Draw out every line with the word "window" from the listing below.
+++
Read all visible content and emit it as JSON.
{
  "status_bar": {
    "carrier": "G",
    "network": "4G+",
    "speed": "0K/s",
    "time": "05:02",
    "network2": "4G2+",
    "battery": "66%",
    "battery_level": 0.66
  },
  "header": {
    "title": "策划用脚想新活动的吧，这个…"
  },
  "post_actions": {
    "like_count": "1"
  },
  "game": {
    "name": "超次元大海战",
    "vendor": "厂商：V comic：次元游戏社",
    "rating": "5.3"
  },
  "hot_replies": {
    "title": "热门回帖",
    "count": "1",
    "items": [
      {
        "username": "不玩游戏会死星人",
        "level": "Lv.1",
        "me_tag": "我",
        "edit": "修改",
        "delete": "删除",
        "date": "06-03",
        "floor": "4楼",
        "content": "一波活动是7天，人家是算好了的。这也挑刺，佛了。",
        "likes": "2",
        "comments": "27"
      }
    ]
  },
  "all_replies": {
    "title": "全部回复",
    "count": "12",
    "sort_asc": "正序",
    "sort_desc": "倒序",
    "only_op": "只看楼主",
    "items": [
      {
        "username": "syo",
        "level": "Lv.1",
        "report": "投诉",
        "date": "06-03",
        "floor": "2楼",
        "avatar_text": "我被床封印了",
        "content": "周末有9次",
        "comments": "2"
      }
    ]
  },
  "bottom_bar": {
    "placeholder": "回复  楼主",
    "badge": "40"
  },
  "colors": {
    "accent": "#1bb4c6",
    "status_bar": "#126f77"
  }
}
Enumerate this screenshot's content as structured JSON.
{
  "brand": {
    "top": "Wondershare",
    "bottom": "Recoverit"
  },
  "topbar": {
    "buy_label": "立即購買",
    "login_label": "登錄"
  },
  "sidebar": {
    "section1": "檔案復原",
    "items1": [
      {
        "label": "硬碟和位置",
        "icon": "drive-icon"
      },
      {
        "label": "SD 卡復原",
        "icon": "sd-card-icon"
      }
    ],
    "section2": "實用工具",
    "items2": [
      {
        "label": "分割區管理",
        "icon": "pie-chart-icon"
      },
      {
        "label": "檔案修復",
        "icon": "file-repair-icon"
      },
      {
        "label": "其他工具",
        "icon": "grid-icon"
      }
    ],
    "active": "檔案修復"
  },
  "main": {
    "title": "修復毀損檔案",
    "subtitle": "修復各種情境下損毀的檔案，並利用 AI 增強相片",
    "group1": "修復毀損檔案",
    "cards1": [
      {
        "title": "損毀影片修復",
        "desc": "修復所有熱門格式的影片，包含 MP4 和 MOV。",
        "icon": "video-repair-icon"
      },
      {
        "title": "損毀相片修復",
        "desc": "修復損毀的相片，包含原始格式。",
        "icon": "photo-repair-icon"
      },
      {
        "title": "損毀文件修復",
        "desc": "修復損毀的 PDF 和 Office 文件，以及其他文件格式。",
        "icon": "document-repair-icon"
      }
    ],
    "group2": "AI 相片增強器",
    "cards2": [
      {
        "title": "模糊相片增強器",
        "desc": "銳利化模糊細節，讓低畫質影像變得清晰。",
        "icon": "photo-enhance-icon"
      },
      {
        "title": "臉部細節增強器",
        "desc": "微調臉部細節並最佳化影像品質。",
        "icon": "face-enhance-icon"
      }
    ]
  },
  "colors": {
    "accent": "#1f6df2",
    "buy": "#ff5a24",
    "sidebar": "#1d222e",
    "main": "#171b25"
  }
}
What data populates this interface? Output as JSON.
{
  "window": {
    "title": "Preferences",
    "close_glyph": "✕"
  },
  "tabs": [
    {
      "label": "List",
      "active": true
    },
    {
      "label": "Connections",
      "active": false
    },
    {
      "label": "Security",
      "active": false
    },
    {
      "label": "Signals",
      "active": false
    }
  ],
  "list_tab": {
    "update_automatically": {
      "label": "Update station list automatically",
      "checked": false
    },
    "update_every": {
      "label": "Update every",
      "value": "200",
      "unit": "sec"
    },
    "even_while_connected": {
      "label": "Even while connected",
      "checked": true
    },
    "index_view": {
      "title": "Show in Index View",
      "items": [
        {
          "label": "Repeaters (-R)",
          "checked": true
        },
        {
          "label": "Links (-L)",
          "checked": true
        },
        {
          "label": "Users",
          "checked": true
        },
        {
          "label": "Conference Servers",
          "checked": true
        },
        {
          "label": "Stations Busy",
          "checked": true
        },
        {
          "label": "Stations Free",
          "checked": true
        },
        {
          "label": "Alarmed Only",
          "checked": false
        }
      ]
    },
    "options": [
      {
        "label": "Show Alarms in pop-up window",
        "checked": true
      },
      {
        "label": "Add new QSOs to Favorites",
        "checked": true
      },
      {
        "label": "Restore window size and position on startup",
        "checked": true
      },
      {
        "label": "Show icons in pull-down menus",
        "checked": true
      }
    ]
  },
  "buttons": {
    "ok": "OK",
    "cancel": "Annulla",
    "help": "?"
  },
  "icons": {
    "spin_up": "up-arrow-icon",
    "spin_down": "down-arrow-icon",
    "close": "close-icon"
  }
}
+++
> [WORKED SOLUTION]:
  "window": {
        "label": "Show Alarms in pop-up window",
        "label": "Restore window size and position on startup",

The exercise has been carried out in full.